But, problems, no matter the size, by definition, have solutions. All you have to do is find that solution.
Taking my example again, I was worried that my financial runway would diminish before our company became solvent. The situation consisted of two problems: how can I extend my runway to give myself more time, one, and two, what steps do I need to take in order to build a successful company?
The first was easier to solve than suspected. I write finance articles for Investopedia on the side, paid, and if I treated it more like a side job, I could supplement my income fairly well. While I couldn’t focus on it for hours (my number one goal was still to run a successful company), the side job, coupled with my savings, investments, and retirement, gave me a runway of one year, assuming I worked on my company as my full time job.
That’s also assuming my company made zero dollars. Hey, I was preparing for the worst. But, given my belief in myself, I knew that the one year estimate was very conservative, which, as a finance guy by trade, makes sense.
So I was able to solve the first problem in that I had a year to figure out the second problem, which would naturally solve the first problem. Next order of business, then: how to build a solvent company? well, I started at point Z (one year in the future, when I will have zero dollars), and mapped my way back to present.

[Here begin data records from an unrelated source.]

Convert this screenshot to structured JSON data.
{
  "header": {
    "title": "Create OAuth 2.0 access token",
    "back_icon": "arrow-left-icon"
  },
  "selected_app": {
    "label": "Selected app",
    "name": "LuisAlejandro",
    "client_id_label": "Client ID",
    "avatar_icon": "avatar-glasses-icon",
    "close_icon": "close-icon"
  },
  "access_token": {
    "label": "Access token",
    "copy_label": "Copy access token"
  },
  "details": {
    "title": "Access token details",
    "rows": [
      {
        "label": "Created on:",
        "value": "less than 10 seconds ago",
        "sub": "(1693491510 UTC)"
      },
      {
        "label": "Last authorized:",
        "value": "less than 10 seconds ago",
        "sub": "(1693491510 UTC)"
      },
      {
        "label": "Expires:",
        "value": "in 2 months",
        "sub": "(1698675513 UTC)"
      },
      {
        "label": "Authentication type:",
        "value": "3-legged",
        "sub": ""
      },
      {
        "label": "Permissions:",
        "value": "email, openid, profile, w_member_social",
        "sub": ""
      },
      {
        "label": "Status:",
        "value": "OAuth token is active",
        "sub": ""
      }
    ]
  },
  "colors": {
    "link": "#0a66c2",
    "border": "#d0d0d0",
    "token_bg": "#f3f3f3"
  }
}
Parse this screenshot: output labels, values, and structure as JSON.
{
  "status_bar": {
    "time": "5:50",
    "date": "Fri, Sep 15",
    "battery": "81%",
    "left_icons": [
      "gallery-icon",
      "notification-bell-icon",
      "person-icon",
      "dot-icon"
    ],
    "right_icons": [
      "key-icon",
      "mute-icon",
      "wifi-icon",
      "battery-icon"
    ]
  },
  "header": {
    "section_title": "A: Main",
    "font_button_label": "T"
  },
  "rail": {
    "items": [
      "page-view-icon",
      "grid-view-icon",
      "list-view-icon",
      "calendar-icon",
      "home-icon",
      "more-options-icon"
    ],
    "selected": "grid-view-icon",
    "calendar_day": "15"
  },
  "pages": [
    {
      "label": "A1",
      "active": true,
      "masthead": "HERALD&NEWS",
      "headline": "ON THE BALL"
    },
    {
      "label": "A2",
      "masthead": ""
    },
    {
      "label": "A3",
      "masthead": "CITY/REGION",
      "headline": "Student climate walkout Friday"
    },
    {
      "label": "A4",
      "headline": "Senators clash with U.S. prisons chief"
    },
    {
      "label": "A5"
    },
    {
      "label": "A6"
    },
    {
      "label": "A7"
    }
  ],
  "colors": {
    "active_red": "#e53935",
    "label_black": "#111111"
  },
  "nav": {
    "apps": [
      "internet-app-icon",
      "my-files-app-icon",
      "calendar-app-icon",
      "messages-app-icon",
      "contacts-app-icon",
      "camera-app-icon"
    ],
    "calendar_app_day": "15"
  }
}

I figured out very early on, that what I was doing to build my company was working, the only issue was that the sales cycle was taking longer than expected. But as long as the sales cycle is less than a year (which it was), and I can sign more than one client (which I could), than I’d have a successful business and also an “infinite” financial runway prior to running out of money.
Which meant I had to keep making those sales calls, keep getting rejected, keep learning, have better sales calls, sign clients, and then deliver the value. Which meant I had to wake up every day and put in the work, believing I was either heading down the right path, or that I was perceptive enough to see a good pivot when it presented itself.
One year, huh? I can do that. I can figure it out.
Do I admit that at the time I didn’t really solve the problem? Yeah, I guess so. I had given myself an end date and a roadmap, but not an instant solution. But did it reduce my stress and make me feel in control? You bet your ass it did.
So, when faced with a high-level worry, figure out the problem, define your constraints, and work your way back from the upper bound of that constraint. What can you do today, that will give you a jump start on tomorrow, that will make you more successful on that third day, so that one year from now, you’ll have the goal you desire?
Puzzles are never stressful.